We found a painting in a secret room behind a wall. Imagine our good fortune.
“It’s a masterpiece,” the Kunthaus said. “Priceless and magnificent. Looted!”
And the skeletons?
Their descendants claimed the art and wanted retribution.
Were we to pay the price for our grandfather’s past?
Later, we discovered he had hidden and saved those poor people from transportation.
Why does thirst for revenge percolate through generations?

Piano For Sale

Friday Fictioneers – Read other stories here.

Hosted by Rochelle Wisoff-Fields

PHOTO PROMPT © J Hardy Carroll

Piano for Sale.

‘It’s in the cellar. Each flat has a storage cage.’
She moved the boxes and we squeezed past towards the piano.
Our noses touched. I felt her heat; she brushed against me to open the lid.
‘You should get it tuned.’
As I played “Liebestruam”, I felt her breath in my ear.
‘You play so perfectly.’
She wrapped herself onto me, her chin on my shoulder.
I played on; my knees quavered, my heart in tremolo and I ached for her.
Poco a poco, our breathing accelerando.
‘You must stay.’
We were strangers, in love with music.
Ci baciamo adagio.

**
(We kiss slowly)

Healthy Curiosity or Weird Paranoia

Flash Fiction for Friday Fictioneers – Read more here.

PHOTO PROMPT © Fatima Fakier Deria

Healthy Curiosity or Weird Paranoia

It’s my chance to read her diary.
She scribbles secretly every night. What does she write?
Why should I care?
Perhaps she makes notes about my impotency, I’m sure.
What is she planning?
A holiday, a birthday surprise? Notes to support a divorce!
Should I? Yes, I will.
She has such beautiful writing, something I noticed before we married.
Gym – met Danni. She’s pregnant. Tried to convince her not to terminate.
Ah! I know she craves a baby.
Booked into Prima Inn for Thursday. Bought my favourite undies.
John is such a hunk.
Who’s John?

Tinker Tailor Fashion–Spy

I really like this picture as my daughter has a similar pin cushion and there are other items which are recognisable and nostalgic; indeed.

Friday Fictioneers – Go and read their stories.

PHOTO PROMPT © Jean L. Hays

Tinker Tailor Fashion Spy 

Caroline was just an ordinary seamstress, sewing to earn a few pennies.
She was under arrest; her background being scrutinised.
No comment was all she mumbled to the fashion police. They beat her.
She was a fool: the pin cushion from Hong Kong and the military buttons pointed to her Intelligence role in the Far East.
That was years ago.
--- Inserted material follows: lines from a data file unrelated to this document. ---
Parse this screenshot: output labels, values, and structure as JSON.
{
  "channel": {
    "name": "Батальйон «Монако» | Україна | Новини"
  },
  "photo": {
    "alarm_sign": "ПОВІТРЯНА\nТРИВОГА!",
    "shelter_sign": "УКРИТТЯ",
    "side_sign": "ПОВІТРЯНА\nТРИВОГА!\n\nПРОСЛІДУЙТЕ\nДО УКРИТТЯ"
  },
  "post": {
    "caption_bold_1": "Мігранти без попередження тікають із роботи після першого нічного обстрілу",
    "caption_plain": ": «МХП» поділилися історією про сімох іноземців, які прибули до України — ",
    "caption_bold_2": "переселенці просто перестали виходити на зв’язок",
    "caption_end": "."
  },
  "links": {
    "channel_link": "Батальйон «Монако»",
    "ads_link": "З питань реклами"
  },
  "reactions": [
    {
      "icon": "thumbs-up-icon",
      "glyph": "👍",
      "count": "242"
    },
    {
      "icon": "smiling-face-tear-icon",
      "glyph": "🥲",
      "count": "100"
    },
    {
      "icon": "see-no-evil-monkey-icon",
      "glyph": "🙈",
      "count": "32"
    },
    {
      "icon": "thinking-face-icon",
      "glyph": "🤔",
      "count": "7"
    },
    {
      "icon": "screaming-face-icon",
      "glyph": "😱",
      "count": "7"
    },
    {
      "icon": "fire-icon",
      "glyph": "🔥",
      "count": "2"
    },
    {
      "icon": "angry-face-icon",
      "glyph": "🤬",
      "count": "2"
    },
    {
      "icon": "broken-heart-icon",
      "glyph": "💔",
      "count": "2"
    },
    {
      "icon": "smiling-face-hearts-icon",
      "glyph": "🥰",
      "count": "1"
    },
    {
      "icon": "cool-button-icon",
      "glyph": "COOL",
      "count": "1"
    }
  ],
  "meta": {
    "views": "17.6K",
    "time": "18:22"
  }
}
She was a civilian now and it was commercial espionage.
She had stolen Valantino’s top secret pattern for the Princess’s ballroom dress. Everyone would love a copy, like Cinderella.
Caroline was tight lipped, as an army veteran her pension meant poverty.

The Honey-Trap

Friday Fictioneers

PHOTO PROMPT © CEAyr

The Honey-trap

Anya was naked and walked past.
I stopped reading.
(Mrs Newsome wanted Strether to rescue Chadwick from a wicked woman.)
I was dressed when Anya emerged from the bathroom.
‘Ready?’ She adjusted her blouse.
In East-Berlin, we had met in a provocative gaze across a crowded room.
‘Will he be alone?’
‘No,’ she said. ‘My flight is tonight.’
Col Kryuchkov met us at Marx’s Tomb in Highgate, and I gave him the USB memory.
‘I love you.’ I kissed Anya. ‘Goodbye.’
The encrypted files were bogus lists of double agents.
Another time, they may return to poison me.